START Dataset excerpts

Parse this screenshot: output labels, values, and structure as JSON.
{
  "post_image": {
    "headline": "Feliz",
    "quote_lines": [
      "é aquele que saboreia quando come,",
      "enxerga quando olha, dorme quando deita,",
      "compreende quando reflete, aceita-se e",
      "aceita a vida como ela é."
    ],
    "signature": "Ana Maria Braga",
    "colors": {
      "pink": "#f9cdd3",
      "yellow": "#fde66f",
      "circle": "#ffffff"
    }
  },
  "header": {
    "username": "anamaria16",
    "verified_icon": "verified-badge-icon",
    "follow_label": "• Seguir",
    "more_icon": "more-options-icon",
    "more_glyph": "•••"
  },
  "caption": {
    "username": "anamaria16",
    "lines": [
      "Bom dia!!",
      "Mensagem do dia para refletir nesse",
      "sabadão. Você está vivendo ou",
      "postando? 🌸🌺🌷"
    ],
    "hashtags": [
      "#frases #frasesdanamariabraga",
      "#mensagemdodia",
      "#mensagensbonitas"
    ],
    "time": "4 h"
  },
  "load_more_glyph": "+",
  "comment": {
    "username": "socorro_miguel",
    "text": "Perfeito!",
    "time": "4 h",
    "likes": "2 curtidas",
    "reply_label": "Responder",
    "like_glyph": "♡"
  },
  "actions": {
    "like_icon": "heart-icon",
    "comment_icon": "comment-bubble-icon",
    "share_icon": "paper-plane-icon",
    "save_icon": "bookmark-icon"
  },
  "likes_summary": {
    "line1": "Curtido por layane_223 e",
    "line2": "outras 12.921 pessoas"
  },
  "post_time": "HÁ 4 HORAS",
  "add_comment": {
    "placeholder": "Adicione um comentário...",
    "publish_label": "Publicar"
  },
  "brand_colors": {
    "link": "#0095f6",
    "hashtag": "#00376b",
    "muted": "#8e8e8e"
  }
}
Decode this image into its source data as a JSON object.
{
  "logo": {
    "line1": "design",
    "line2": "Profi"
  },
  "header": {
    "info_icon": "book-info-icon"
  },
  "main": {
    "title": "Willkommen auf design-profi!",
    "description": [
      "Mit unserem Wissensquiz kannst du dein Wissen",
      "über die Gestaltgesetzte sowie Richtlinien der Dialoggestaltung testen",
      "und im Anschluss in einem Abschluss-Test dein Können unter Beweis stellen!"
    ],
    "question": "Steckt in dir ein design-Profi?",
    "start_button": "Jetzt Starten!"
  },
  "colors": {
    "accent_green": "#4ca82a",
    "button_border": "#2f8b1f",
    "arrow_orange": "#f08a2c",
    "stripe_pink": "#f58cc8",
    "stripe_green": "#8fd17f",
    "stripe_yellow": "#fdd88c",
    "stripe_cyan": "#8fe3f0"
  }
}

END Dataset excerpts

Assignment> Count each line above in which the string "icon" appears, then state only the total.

Written reply> 7